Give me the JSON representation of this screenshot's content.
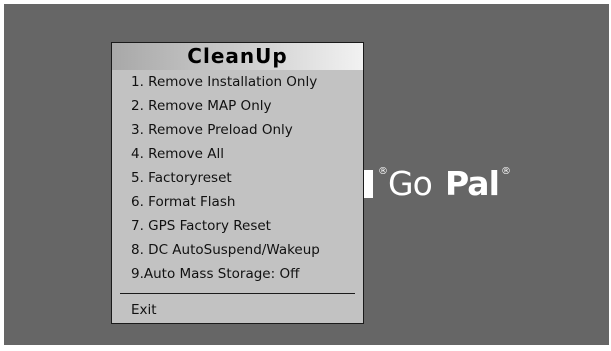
{
  "background": {
    "logo": {
      "reg_mark_1": "®",
      "brand_prefix": "Go",
      "brand_suffix": "Pal",
      "reg_mark_2": "®"
    }
  },
  "dialog": {
    "title": "CleanUp",
    "items": [
      {
        "label": "1. Remove Installation Only"
      },
      {
        "label": "2. Remove MAP Only"
      },
      {
        "label": "3. Remove Preload Only"
      },
      {
        "label": "4. Remove All"
      },
      {
        "label": "5. Factoryreset"
      },
      {
        "label": "6. Format Flash"
      },
      {
        "label": "7. GPS Factory Reset"
      },
      {
        "label": "8. DC AutoSuspend/Wakeup"
      },
      {
        "label": "9.Auto Mass Storage: Off"
      }
    ],
    "exit_label": "Exit"
  },
  "colors": {
    "screen_background": "#666666",
    "dialog_background": "#c2c2c2",
    "logo_color": "#ffffff"
  }
}
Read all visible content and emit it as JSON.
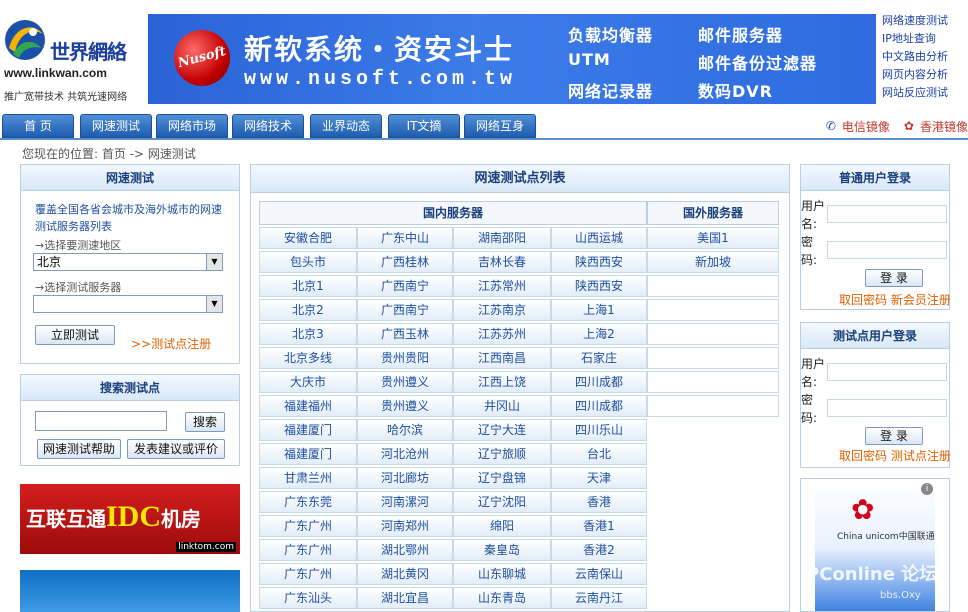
{
  "logo": {
    "name": "世界網絡",
    "url": "www.linkwan.com",
    "slogan": "推广宽带技术 共筑光速网络"
  },
  "banner": {
    "brand": "Nusoft",
    "title": "新软系统・资安斗士",
    "url": "www.nusoft.com.tw",
    "features": [
      "负载均衡器",
      "邮件服务器",
      "UTM",
      "邮件备份过滤器",
      "网络记录器",
      "数码DVR"
    ]
  },
  "quick_links": [
    "网络速度测试",
    "IP地址查询",
    "中文路由分析",
    "网页内容分析",
    "网站反应测试"
  ],
  "nav": {
    "tabs": [
      "首 页",
      "网速测试",
      "网络市场",
      "网络技术",
      "业界动态",
      "IT文摘",
      "网络互身"
    ],
    "mirrors": [
      "电信镜像",
      "香港镜像"
    ]
  },
  "breadcrumb": "您现在的位置: 首页 -> 网速测试",
  "speed_test": {
    "title": "网速测试",
    "description": "覆盖全国各省会城市及海外城市的网速测试服务器列表",
    "region_hint": "→选择要测速地区",
    "region_value": "北京",
    "server_hint": "→选择测试服务器",
    "server_value": "",
    "start_button": "立即测试",
    "register_link": ">>测试点注册"
  },
  "search": {
    "title": "搜索测试点",
    "button": "搜索",
    "help_button": "网速测试帮助",
    "feedback_button": "发表建议或评价"
  },
  "ads": {
    "idc_text": "互联互通",
    "idc_highlight": "IDC",
    "idc_suffix": "机房",
    "idc_url": "linktom.com",
    "unicom_logo": "✿",
    "unicom_text": "China unicom中国联通",
    "watermark": "PConline 论坛",
    "watermark_sub": "bbs.Oxy"
  },
  "main_table": {
    "title": "网速测试点列表",
    "domestic_header": "国内服务器",
    "foreign_header": "国外服务器",
    "domestic": [
      [
        "安徽合肥",
        "广东中山",
        "湖南邵阳",
        "山西运城"
      ],
      [
        "包头市",
        "广西桂林",
        "吉林长春",
        "陕西西安"
      ],
      [
        "北京1",
        "广西南宁",
        "江苏常州",
        "陕西西安"
      ],
      [
        "北京2",
        "广西南宁",
        "江苏南京",
        "上海1"
      ],
      [
        "北京3",
        "广西玉林",
        "江苏苏州",
        "上海2"
      ],
      [
        "北京多线",
        "贵州贵阳",
        "江西南昌",
        "石家庄"
      ],
      [
        "大庆市",
        "贵州遵义",
        "江西上饶",
        "四川成都"
      ],
      [
        "福建福州",
        "贵州遵义",
        "井冈山",
        "四川成都"
      ],
      [
        "福建厦门",
        "哈尔滨",
        "辽宁大连",
        "四川乐山"
      ],
      [
        "福建厦门",
        "河北沧州",
        "辽宁旅顺",
        "台北"
      ],
      [
        "甘肃兰州",
        "河北廊坊",
        "辽宁盘锦",
        "天津"
      ],
      [
        "广东东莞",
        "河南漯河",
        "辽宁沈阳",
        "香港"
      ],
      [
        "广东广州",
        "河南郑州",
        "绵阳",
        "香港1"
      ],
      [
        "广东广州",
        "湖北鄂州",
        "秦皇岛",
        "香港2"
      ],
      [
        "广东广州",
        "湖北黄冈",
        "山东聊城",
        "云南保山"
      ],
      [
        "广东汕头",
        "湖北宜昌",
        "山东青岛",
        "云南丹江"
      ]
    ],
    "foreign": [
      "美国1",
      "新加坡",
      "",
      "",
      "",
      "",
      "",
      ""
    ]
  },
  "user_login": {
    "title": "普通用户登录",
    "username_label": "用户名:",
    "password_label": "密 码:",
    "login_button": "登 录",
    "links": "取回密码 新会员注册"
  },
  "point_login": {
    "title": "测试点用户登录",
    "username_label": "用户名:",
    "password_label": "密 码:",
    "login_button": "登 录",
    "links": "取回密码 测试点注册"
  }
}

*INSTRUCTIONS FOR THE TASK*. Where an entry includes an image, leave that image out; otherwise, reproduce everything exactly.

*RESULT*.
Give me the JSON representation of this screenshot's content.
{
  "background": {
    "logo": {
      "reg_mark_1": "®",
      "brand_prefix": "Go",
      "brand_suffix": "Pal",
      "reg_mark_2": "®"
    }
  },
  "dialog": {
    "title": "CleanUp",
    "items": [
      {
        "label": "1. Remove Installation Only"
      },
      {
        "label": "2. Remove MAP Only"
      },
      {
        "label": "3. Remove Preload Only"
      },
      {
        "label": "4. Remove All"
      },
      {
        "label": "5. Factoryreset"
      },
      {
        "label": "6. Format Flash"
      },
      {
        "label": "7. GPS Factory Reset"
      },
      {
        "label": "8. DC AutoSuspend/Wakeup"
      },
      {
        "label": "9.Auto Mass Storage: Off"
      }
    ],
    "exit_label": "Exit"
  },
  "colors": {
    "screen_background": "#666666",
    "dialog_background": "#c2c2c2",
    "logo_color": "#ffffff"
  }
}
Read all visible content and emit it as JSON.
{
  "logo": {
    "name": "世界網絡",
    "url": "www.linkwan.com",
    "slogan": "推广宽带技术 共筑光速网络"
  },
  "banner": {
    "brand": "Nusoft",
    "title": "新软系统・资安斗士",
    "url": "www.nusoft.com.tw",
    "features": [
      "负载均衡器",
      "邮件服务器",
      "UTM",
      "邮件备份过滤器",
      "网络记录器",
      "数码DVR"
    ]
  },
  "quick_links": [
    "网络速度测试",
    "IP地址查询",
    "中文路由分析",
    "网页内容分析",
    "网站反应测试"
  ],
  "nav": {
    "tabs": [
      "首 页",
      "网速测试",
      "网络市场",
      "网络技术",
      "业界动态",
      "IT文摘",
      "网络互身"
    ],
    "mirrors": [
      "电信镜像",
      "香港镜像"
    ]
  },
  "breadcrumb": "您现在的位置: 首页 -> 网速测试",
  "speed_test": {
    "title": "网速测试",
    "description": "覆盖全国各省会城市及海外城市的网速测试服务器列表",
    "region_hint": "→选择要测速地区",
    "region_value": "北京",
    "server_hint": "→选择测试服务器",
    "server_value": "",
    "start_button": "立即测试",
    "register_link": ">>测试点注册"
  },
  "search": {
    "title": "搜索测试点",
    "button": "搜索",
    "help_button": "网速测试帮助",
    "feedback_button": "发表建议或评价"
  },
  "ads": {
    "idc_text": "互联互通",
    "idc_highlight": "IDC",
    "idc_suffix": "机房",
    "idc_url": "linktom.com",
    "unicom_logo": "✿",
    "unicom_text": "China unicom中国联通",
    "watermark": "PConline 论坛",
    "watermark_sub": "bbs.Oxy"
  },
  "main_table": {
    "title": "网速测试点列表",
    "domestic_header": "国内服务器",
    "foreign_header": "国外服务器",
    "domestic": [
      [
        "安徽合肥",
        "广东中山",
        "湖南邵阳",
        "山西运城"
      ],
      [
        "包头市",
        "广西桂林",
        "吉林长春",
        "陕西西安"
      ],
      [
        "北京1",
        "广西南宁",
        "江苏常州",
        "陕西西安"
      ],
      [
        "北京2",
        "广西南宁",
        "江苏南京",
        "上海1"
      ],
      [
        "北京3",
        "广西玉林",
        "江苏苏州",
        "上海2"
      ],
      [
        "北京多线",
        "贵州贵阳",
        "江西南昌",
        "石家庄"
      ],
      [
        "大庆市",
        "贵州遵义",
        "江西上饶",
        "四川成都"
      ],
      [
        "福建福州",
        "贵州遵义",
        "井冈山",
        "四川成都"
      ],
      [
        "福建厦门",
        "哈尔滨",
        "辽宁大连",
        "四川乐山"
      ],
      [
        "福建厦门",
        "河北沧州",
        "辽宁旅顺",
        "台北"
      ],
      [
        "甘肃兰州",
        "河北廊坊",
        "辽宁盘锦",
        "天津"
      ],
      [
        "广东东莞",
        "河南漯河",
        "辽宁沈阳",
        "香港"
      ],
      [
        "广东广州",
        "河南郑州",
        "绵阳",
        "香港1"
      ],
      [
        "广东广州",
        "湖北鄂州",
        "秦皇岛",
        "香港2"
      ],
      [
        "广东广州",
        "湖北黄冈",
        "山东聊城",
        "云南保山"
      ],
      [
        "广东汕头",
        "湖北宜昌",
        "山东青岛",
        "云南丹江"
      ]
    ],
    "foreign": [
      "美国1",
      "新加坡",
      "",
      "",
      "",
      "",
      "",
      ""
    ]
  },
  "user_login": {
    "title": "普通用户登录",
    "username_label": "用户名:",
    "password_label": "密 码:",
    "login_button": "登 录",
    "links": "取回密码 新会员注册"
  },
  "point_login": {
    "title": "测试点用户登录",
    "username_label": "用户名:",
    "password_label": "密 码:",
    "login_button": "登 录",
    "links": "取回密码 测试点注册"
  }
}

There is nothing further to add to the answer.